This month as we celebrate Black History Month, let us contemplate identity politics together. A narrative heard in the media these days from those from the so called “alt-right” is that we have become a society that is overly concerned with “identity politics.” Identity politics concerns any individual, group, or organization from marginalized populations that stand up for their rights as citizens and human beings. Identity politics have been part and parcel of our civil rights movements, the UUA’s own support of marriage equality, and our support for the movement for Black lives. Identity politics can be said to be a norm in Unitarian Universalist justice work. As people of faith, who understand that ultimately identity is a social construct that causes suffering, how do we respond to the critique that our identity politicking is causing separation and division?
The larger question for us is, what are the origins of this identity politicking and are we to blame for the separation of people in this country into distinct identities? Generally, white people in this country have the privilege of being exempt from the need to identify and from being categorized. During our ASJ social justice assembly in January, we watched a brief film where a white gentleman revealed that being a white male allowed him to look in the mirror and see only “a person.”

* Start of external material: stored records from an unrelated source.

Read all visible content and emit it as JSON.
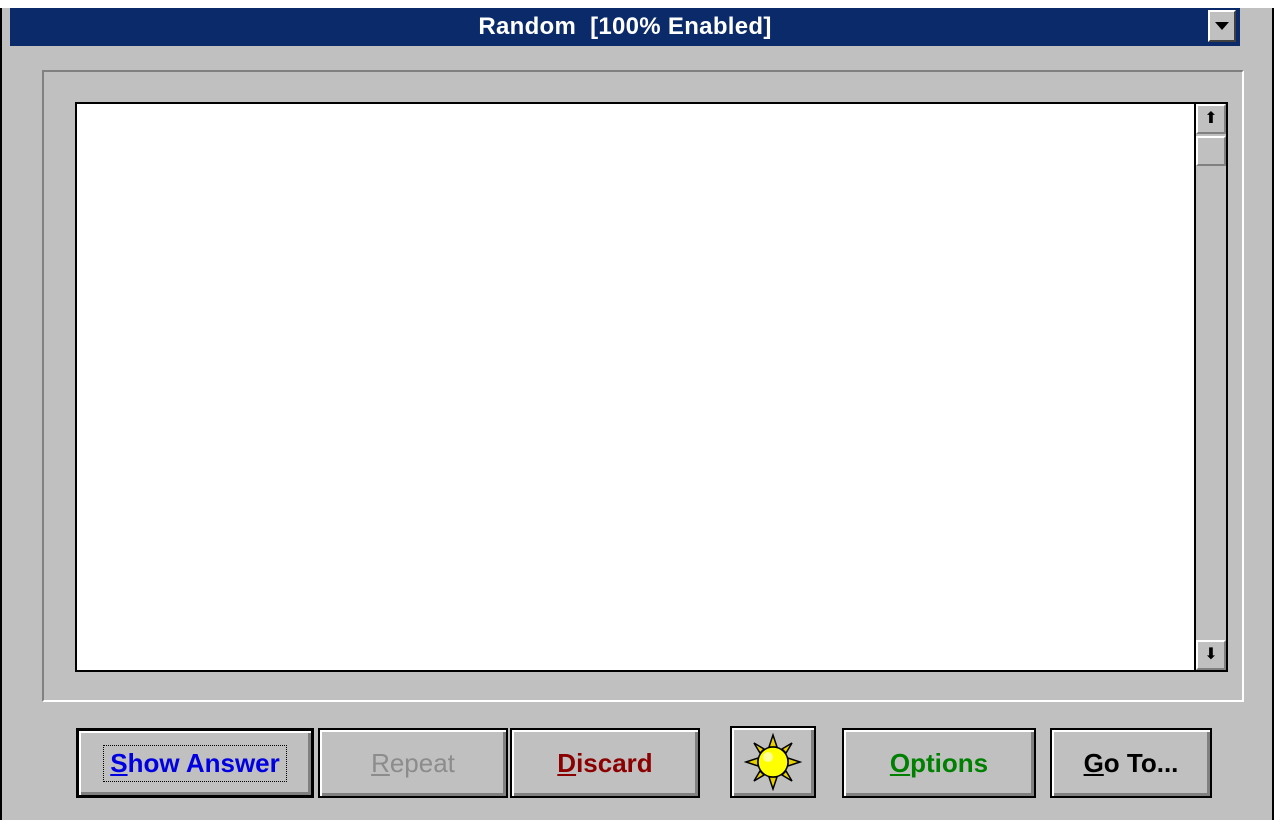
{
  "window": {
    "title": "Random  [100% Enabled]"
  },
  "scrollbar": {
    "up_arrow": "⬆",
    "down_arrow": "⬇"
  },
  "buttons": {
    "show_answer": {
      "mnemonic": "S",
      "rest": "how Answer",
      "color": "#0000e0"
    },
    "repeat": {
      "mnemonic": "R",
      "rest": "epeat",
      "color": "#8c8c8c"
    },
    "discard": {
      "mnemonic": "D",
      "rest": "iscard",
      "color": "#8b0000"
    },
    "sun_icon": "sun-icon",
    "options": {
      "mnemonic": "O",
      "rest": "ptions",
      "color": "#008000"
    },
    "goto": {
      "mnemonic": "G",
      "rest": "o To...",
      "color": "#000000"
    }
  }
}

This is not true for many of us, women look in the mirror and often see woman, Black people look in the mirror and see Blackness. Many Trans persons look in the mirror and see an identity construct that isn’t congruent with how they know themselves. What are the sources of these identity constructs?
Identity politics is part and parcel of the landscape of American society, Black persons were placed into the identity caste system when they landed in the country. They were not Black people in Africa, they were just persons from different tribes and geographical regions. I have a Puerto Rican friend who was shocked to learn that he had a marginalized identity when he moved to the continental US. In Puerto Rico, he was simply a person, here in the Continental U.S., he was a Hispanic person with less rights and less humanity. Neither he nor any of us created our identities, we were assigned these identities by forces out of our control.
As long as identity is a factor in the administration of justice and fairness, than identity politics must be an equalizing factor in the world. It is a statement of privilege to declare that we must get beyond identity politics, one that doesn’t see that the ignoring of identity will only silence those who are oppressed.
It is our job to figure out the complex work of how to be a unified people that celebrates diversity. How do we hold the paradox of unity and diversity, multiplicity and oneness?
The faith that can hold paradox is a mature faith, our paradox is that we know that we are not separate yet we must affirm differences. The key for us is to find those ultimate principles, those transpersonal elements that unite us as human beings. We all wish to be happy, we all have persons that are the objects of our love, we all have inherent worth and dignity. Identity politics can be holy and faithful, if we use it as a path to eventually go beyond separation. Identity politics will not go away with simply wishing it away; it will go away when we embrace the reality of our separation and begin working towards unification and healing.